◆ **Work to be completed**
Track down each line below containing the string "naturels" and copy it.

#####

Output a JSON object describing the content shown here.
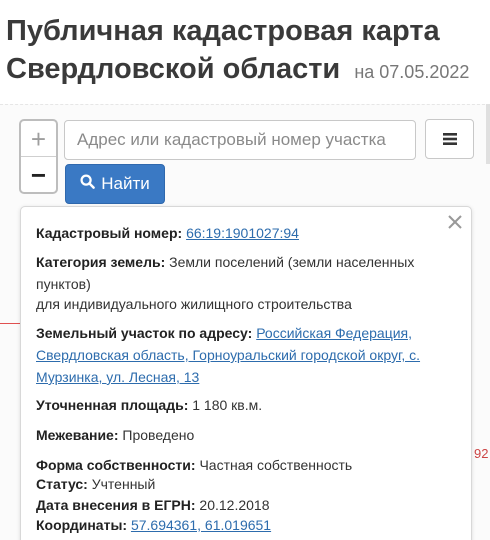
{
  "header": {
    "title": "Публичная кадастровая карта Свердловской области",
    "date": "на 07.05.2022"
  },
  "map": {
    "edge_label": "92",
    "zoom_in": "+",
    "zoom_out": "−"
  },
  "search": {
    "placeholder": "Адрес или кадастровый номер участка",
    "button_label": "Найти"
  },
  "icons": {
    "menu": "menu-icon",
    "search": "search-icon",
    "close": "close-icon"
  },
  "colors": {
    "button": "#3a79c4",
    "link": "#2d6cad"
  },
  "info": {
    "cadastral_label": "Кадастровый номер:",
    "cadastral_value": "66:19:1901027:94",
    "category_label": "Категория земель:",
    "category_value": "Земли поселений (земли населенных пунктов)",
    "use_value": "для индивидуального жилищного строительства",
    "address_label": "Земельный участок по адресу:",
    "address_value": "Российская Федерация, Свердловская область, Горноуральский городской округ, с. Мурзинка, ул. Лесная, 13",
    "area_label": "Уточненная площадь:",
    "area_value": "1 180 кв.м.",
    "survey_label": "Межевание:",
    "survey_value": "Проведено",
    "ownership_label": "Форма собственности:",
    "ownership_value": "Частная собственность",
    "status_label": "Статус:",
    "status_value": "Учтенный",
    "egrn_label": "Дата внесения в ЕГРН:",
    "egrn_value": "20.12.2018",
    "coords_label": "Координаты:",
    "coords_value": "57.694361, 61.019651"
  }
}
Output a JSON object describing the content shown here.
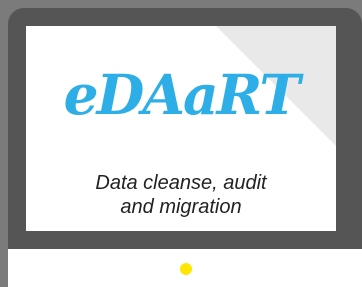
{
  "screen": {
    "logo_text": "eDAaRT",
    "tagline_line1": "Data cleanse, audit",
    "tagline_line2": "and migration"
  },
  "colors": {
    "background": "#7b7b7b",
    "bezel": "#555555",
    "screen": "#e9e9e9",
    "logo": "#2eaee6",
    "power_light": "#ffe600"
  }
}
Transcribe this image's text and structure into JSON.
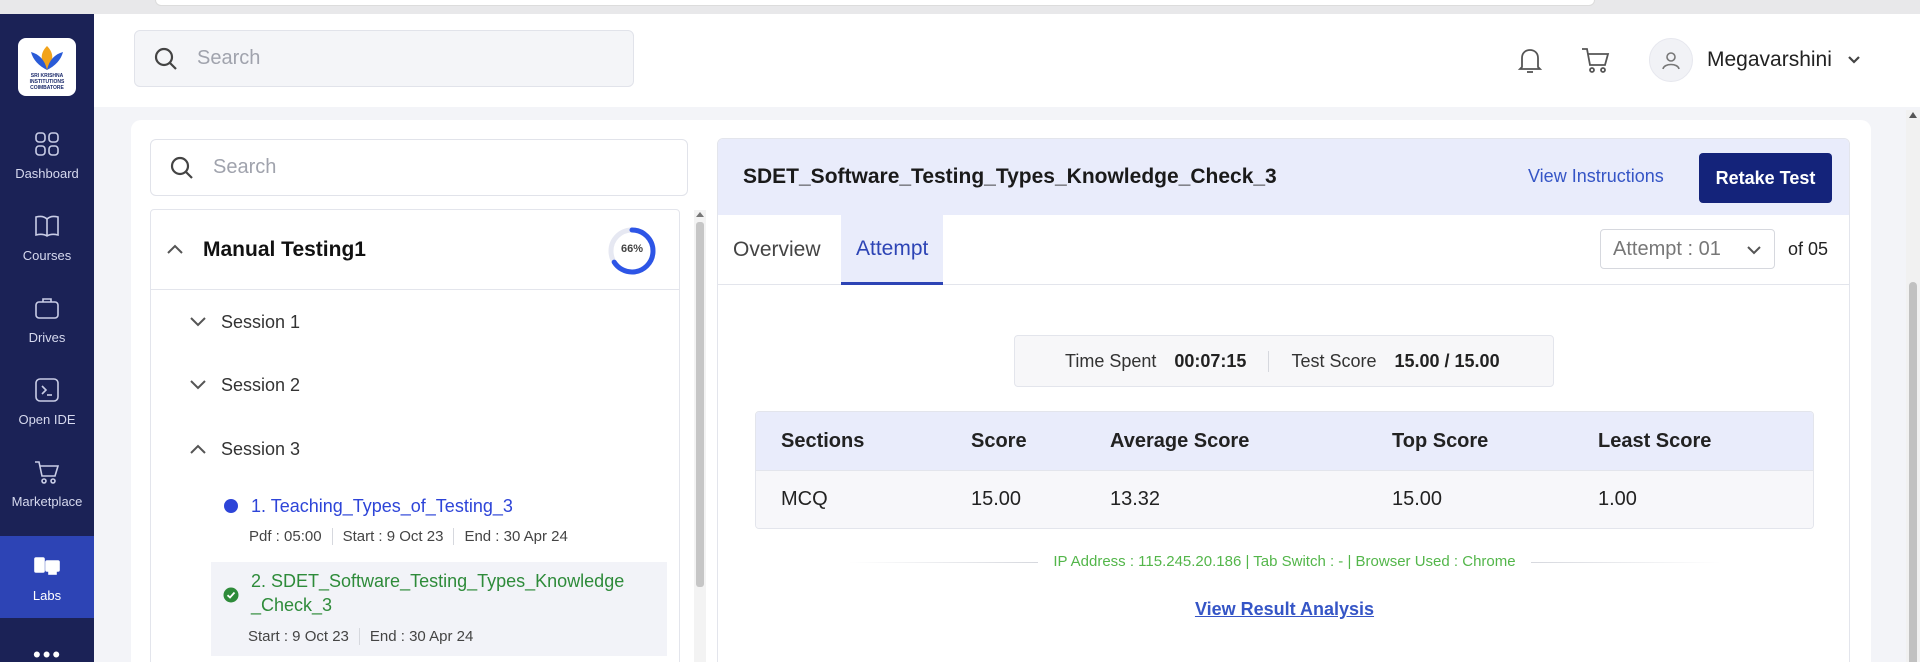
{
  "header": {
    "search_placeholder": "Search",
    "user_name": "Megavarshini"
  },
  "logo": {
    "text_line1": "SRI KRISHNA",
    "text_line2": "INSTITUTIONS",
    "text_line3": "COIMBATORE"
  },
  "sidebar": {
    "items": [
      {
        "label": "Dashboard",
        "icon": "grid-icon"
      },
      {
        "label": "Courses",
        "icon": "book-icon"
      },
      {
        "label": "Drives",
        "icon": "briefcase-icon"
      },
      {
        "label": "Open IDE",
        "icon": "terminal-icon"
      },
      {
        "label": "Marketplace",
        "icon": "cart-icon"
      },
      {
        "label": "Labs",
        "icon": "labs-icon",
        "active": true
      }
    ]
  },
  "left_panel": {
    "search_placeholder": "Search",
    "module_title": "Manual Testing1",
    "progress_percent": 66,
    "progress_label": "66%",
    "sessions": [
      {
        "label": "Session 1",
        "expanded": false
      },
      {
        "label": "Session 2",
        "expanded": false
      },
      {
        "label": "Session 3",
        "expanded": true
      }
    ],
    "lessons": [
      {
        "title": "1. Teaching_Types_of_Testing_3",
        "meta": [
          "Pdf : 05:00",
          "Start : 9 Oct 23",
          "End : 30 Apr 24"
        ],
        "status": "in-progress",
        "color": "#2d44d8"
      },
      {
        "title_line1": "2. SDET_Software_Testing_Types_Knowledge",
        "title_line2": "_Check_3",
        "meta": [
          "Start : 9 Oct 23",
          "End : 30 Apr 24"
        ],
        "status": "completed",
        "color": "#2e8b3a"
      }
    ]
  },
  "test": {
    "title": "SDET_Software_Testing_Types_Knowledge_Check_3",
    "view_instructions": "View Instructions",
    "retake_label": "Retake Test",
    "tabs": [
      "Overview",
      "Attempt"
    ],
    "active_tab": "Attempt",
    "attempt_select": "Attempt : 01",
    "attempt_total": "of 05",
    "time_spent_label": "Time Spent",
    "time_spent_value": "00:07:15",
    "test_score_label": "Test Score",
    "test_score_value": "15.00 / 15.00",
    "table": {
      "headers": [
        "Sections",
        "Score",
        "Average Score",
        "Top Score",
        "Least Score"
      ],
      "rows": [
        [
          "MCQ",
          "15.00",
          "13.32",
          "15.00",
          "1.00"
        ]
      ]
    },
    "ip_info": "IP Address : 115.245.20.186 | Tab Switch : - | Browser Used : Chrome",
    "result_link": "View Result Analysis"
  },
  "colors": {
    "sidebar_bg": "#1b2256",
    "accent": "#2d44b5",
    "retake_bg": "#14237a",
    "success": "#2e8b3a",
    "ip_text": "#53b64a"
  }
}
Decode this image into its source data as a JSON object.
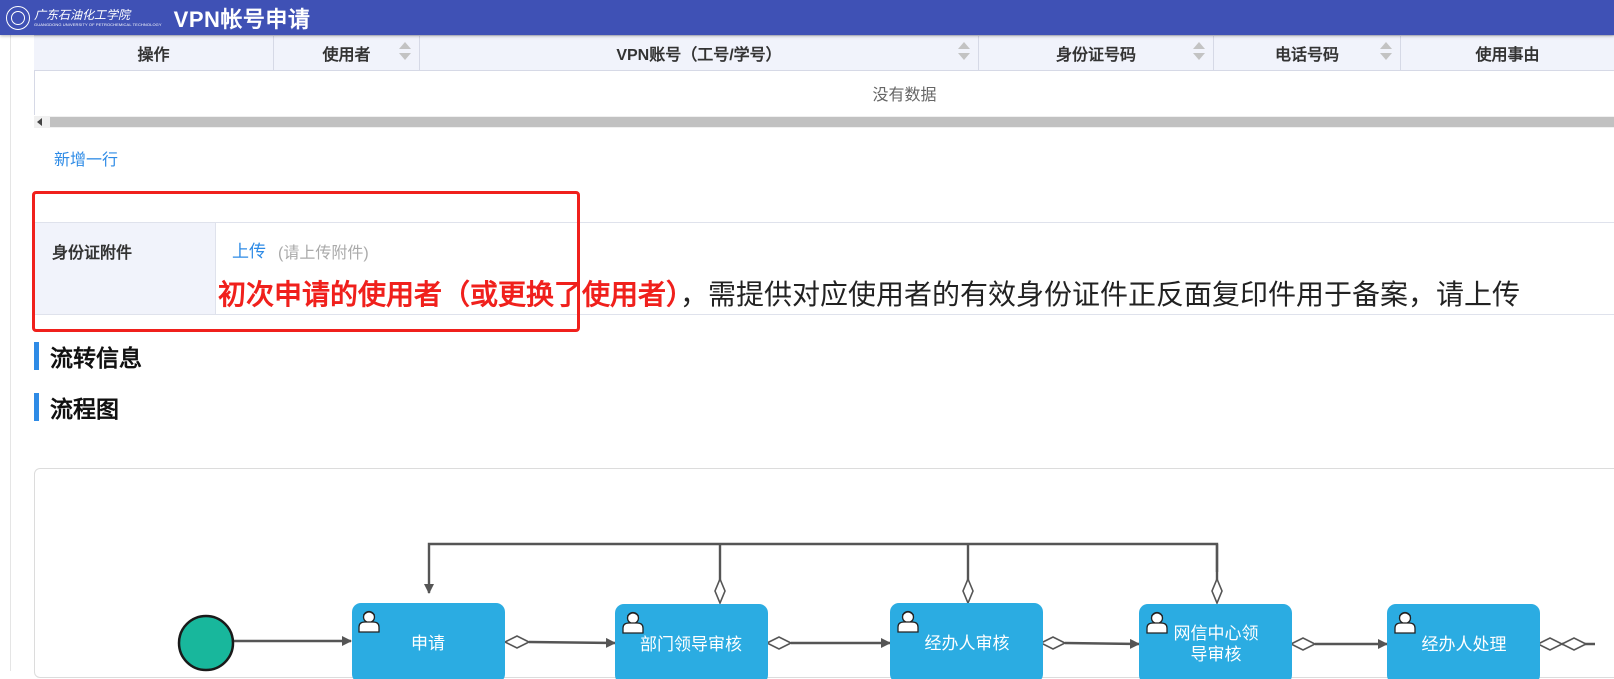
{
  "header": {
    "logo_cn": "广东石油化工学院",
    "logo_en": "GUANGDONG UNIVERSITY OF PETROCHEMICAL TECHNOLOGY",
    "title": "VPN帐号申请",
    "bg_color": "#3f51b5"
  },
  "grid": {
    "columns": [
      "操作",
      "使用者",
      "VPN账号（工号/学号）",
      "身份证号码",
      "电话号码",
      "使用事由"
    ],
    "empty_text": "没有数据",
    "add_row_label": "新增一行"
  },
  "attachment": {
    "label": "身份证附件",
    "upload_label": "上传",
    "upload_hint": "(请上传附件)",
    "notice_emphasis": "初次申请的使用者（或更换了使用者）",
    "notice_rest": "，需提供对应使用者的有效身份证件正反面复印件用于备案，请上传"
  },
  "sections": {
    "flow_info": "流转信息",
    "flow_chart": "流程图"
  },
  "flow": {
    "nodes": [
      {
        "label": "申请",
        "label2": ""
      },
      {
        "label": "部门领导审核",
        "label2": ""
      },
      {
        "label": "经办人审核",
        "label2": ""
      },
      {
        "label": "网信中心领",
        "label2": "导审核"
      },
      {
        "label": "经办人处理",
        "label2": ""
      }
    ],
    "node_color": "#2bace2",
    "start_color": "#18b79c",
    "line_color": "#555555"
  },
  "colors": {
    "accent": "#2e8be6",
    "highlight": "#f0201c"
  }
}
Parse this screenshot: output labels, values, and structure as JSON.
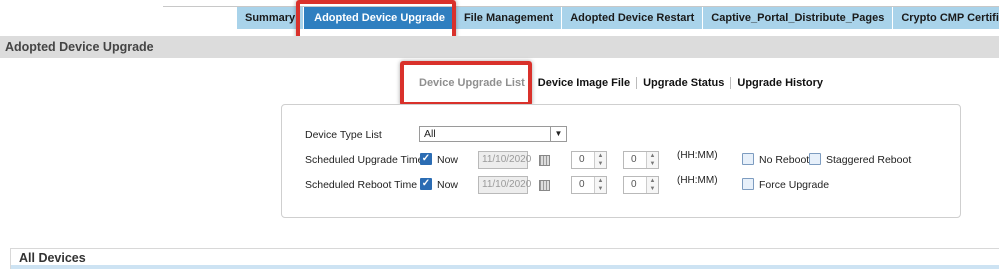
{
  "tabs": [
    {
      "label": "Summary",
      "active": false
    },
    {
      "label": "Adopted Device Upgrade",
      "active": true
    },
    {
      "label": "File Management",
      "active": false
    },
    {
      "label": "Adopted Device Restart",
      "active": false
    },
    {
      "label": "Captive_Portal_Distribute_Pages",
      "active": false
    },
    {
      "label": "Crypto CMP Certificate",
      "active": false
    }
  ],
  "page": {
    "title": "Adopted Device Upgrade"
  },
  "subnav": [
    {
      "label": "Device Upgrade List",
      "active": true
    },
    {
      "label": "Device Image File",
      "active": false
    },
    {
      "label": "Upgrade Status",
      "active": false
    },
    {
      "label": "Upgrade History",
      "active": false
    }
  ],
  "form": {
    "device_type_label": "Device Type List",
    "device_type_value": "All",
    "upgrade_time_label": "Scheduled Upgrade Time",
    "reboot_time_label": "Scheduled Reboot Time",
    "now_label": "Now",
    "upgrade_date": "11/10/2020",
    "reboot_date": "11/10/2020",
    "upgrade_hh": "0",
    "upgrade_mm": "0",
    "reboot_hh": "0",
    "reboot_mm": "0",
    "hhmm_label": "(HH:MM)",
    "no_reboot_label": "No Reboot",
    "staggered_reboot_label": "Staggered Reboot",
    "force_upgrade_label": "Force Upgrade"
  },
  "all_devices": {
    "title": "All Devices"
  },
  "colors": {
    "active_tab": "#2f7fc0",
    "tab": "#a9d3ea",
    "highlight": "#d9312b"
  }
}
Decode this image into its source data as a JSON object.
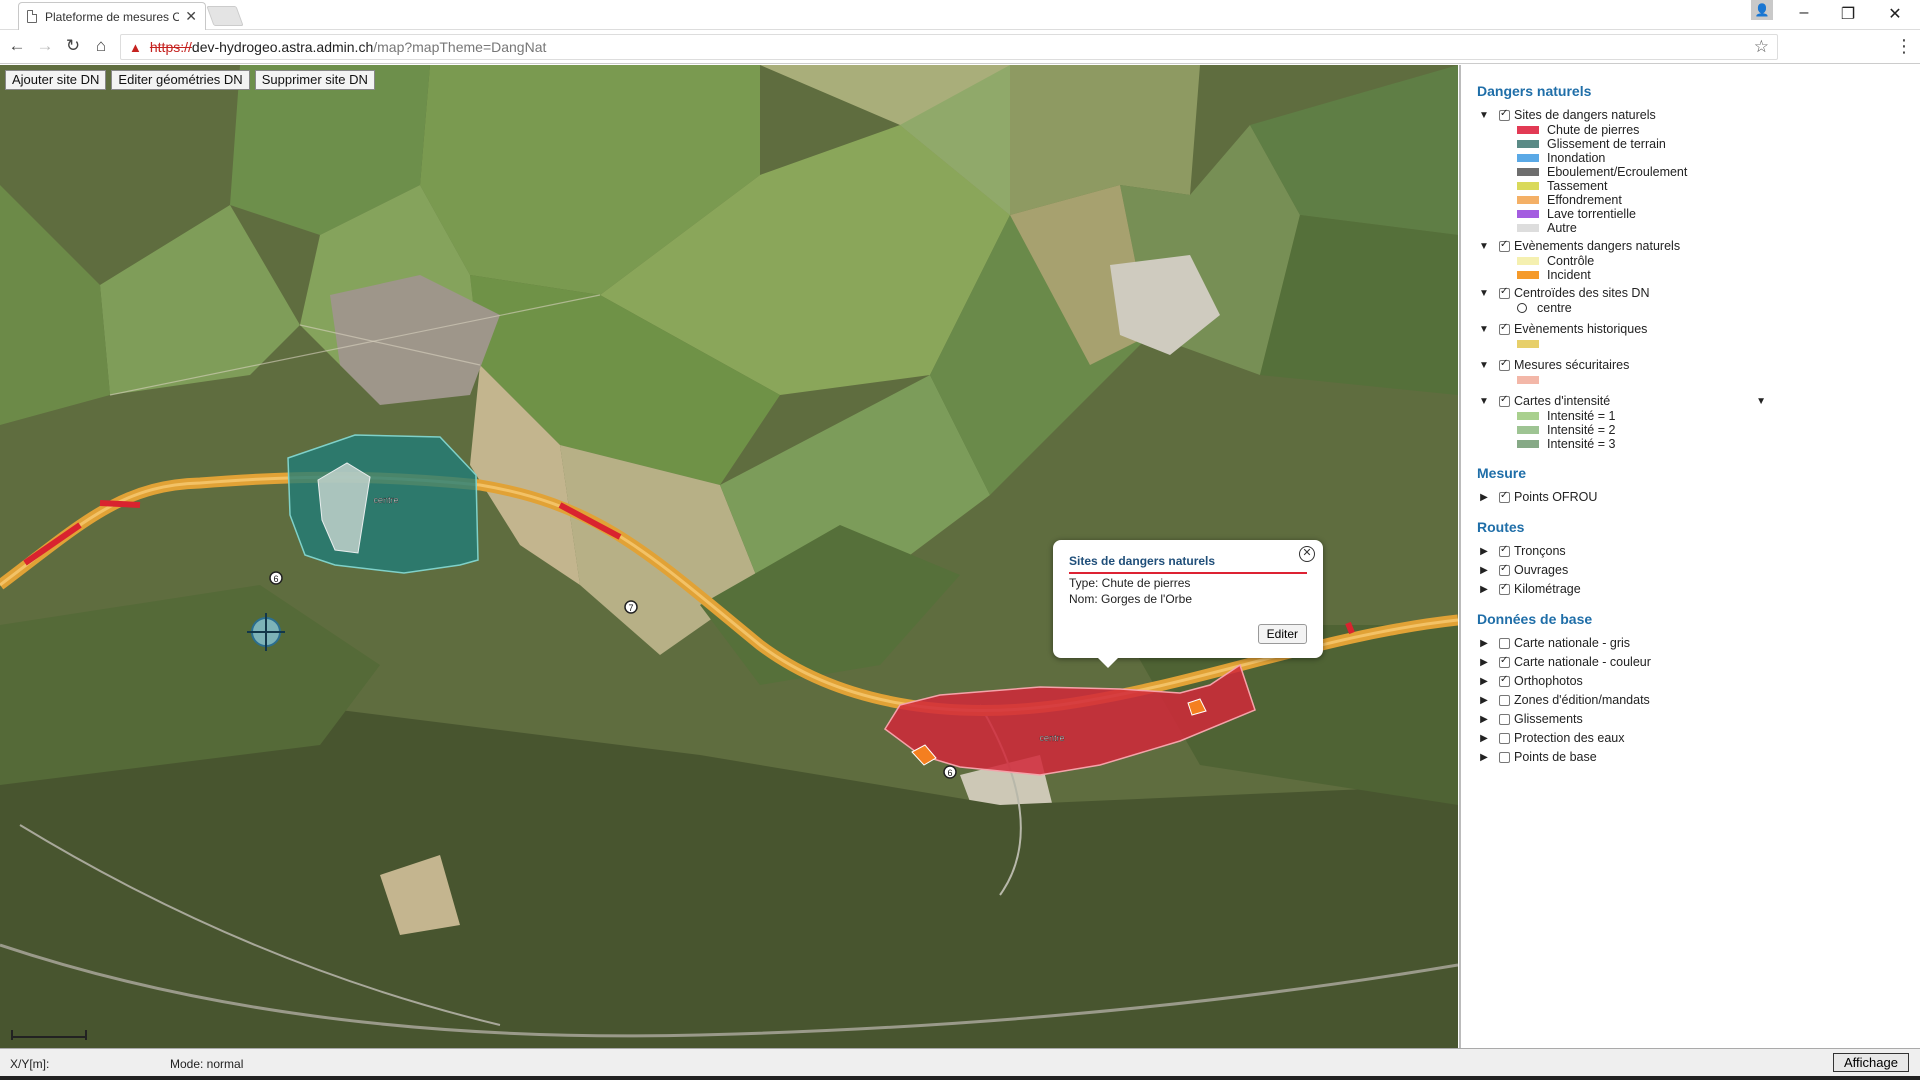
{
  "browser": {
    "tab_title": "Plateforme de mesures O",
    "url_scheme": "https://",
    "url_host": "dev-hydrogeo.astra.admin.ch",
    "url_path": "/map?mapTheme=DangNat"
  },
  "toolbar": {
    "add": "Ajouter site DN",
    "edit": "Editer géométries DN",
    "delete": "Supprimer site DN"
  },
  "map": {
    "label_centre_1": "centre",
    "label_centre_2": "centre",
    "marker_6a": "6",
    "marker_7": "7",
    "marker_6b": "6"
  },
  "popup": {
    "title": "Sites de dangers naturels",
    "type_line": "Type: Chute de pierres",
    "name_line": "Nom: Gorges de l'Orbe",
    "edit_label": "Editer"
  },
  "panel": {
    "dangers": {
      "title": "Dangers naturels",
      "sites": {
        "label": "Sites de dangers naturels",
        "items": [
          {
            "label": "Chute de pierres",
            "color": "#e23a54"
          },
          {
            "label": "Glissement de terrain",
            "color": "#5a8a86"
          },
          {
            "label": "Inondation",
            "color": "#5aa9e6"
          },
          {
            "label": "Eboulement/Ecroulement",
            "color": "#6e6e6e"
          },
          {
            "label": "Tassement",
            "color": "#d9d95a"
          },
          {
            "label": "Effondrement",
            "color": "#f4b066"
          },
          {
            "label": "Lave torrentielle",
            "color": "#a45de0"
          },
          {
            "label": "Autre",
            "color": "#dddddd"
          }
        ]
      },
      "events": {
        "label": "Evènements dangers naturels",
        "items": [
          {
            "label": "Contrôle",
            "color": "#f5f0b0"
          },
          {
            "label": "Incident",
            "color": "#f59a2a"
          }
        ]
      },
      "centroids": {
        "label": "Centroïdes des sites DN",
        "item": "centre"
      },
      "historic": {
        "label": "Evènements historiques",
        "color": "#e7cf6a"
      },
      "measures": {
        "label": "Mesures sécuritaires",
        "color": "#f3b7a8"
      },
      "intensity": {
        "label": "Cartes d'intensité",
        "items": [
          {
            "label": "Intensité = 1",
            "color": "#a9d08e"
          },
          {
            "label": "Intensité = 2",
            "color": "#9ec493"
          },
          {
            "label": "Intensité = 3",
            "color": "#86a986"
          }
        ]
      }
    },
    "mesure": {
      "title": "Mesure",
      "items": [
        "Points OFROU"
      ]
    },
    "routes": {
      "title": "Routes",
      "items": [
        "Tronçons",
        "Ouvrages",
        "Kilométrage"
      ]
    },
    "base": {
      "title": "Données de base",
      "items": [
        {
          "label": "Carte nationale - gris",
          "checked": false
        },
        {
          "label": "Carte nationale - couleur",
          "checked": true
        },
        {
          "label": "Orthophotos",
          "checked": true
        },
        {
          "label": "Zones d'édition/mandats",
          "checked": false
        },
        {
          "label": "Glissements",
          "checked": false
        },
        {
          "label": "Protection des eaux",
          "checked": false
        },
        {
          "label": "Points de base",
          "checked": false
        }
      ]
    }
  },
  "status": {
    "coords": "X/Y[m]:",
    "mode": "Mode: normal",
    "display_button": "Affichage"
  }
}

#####

◆ **Response to this task**
    "title": "Sites de dangers naturels",
      "title": "Dangers naturels",
        "label": "Sites de dangers naturels",
        "label": "Evènements dangers naturels",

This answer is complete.